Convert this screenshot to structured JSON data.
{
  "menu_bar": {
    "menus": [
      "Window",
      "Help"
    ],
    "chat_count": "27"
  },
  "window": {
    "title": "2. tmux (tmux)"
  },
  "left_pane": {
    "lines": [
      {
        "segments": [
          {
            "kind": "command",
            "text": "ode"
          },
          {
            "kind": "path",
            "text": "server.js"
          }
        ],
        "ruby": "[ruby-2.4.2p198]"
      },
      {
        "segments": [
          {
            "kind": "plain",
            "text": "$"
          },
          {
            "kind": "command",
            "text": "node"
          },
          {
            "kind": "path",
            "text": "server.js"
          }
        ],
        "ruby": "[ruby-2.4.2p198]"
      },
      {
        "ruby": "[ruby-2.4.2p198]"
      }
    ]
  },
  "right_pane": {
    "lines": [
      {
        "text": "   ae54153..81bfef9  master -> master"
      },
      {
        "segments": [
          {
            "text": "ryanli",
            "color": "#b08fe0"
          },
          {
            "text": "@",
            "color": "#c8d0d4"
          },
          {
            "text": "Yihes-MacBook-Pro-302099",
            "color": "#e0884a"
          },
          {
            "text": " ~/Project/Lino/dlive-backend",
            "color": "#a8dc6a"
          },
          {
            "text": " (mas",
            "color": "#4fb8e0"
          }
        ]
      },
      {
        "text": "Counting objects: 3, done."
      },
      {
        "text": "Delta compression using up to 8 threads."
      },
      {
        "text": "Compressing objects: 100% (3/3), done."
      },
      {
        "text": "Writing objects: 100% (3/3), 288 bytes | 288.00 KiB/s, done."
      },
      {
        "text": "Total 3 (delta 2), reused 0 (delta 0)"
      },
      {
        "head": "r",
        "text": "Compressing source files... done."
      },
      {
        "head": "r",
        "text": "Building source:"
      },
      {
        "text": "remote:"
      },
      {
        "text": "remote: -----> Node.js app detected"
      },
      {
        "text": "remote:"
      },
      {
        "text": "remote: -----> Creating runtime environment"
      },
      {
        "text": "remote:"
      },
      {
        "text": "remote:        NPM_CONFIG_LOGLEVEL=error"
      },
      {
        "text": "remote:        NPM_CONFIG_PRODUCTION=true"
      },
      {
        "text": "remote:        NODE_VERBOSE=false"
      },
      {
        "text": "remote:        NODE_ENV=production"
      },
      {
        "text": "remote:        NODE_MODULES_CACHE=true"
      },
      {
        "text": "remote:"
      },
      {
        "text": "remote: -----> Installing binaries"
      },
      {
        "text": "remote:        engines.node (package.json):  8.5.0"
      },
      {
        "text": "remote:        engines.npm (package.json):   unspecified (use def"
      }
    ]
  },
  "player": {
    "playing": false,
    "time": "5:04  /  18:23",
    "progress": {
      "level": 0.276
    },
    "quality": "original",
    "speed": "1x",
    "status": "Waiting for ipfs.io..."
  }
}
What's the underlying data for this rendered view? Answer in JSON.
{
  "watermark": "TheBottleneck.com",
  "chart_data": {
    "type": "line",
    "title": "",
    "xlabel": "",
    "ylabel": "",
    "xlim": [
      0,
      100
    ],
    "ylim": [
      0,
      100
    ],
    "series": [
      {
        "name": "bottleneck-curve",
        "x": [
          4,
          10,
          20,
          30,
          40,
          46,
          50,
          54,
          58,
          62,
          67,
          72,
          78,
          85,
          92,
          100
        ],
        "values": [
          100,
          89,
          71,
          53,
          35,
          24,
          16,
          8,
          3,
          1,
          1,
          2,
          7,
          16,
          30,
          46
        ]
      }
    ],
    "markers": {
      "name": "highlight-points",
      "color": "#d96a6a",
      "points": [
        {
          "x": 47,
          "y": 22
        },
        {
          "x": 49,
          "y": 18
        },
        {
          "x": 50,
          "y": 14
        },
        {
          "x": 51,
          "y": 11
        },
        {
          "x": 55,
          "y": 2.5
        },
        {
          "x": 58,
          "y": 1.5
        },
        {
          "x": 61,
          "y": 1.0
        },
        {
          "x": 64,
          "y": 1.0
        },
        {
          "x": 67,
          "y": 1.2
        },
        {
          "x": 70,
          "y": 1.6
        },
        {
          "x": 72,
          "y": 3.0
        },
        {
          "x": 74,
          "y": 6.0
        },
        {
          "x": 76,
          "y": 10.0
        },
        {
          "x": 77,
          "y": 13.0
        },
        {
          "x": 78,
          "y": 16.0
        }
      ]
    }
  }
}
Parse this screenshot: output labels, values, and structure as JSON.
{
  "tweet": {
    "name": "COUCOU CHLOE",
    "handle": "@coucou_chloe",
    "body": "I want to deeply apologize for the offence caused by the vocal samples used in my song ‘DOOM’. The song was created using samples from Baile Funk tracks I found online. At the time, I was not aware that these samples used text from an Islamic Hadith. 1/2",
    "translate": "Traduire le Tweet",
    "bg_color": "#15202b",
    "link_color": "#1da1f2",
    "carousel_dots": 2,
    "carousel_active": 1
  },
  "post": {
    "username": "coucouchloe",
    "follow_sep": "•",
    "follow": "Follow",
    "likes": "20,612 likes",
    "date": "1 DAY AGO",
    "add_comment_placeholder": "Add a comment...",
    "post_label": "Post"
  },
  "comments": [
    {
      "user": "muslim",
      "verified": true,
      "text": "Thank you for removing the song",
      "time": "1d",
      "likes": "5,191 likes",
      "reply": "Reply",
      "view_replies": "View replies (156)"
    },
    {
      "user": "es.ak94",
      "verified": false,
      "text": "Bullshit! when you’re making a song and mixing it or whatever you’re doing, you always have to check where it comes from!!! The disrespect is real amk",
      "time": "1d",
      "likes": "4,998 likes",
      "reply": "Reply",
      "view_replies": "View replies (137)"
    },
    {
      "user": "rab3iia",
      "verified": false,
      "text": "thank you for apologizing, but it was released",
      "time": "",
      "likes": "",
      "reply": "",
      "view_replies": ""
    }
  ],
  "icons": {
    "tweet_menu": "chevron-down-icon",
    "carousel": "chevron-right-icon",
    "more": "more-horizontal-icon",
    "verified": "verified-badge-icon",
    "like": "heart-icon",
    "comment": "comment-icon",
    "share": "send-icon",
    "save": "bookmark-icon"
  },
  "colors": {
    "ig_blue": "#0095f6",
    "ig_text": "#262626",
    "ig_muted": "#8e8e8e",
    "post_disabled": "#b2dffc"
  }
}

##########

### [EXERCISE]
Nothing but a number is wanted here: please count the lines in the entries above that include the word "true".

### [RESULT OF THE TASK]
3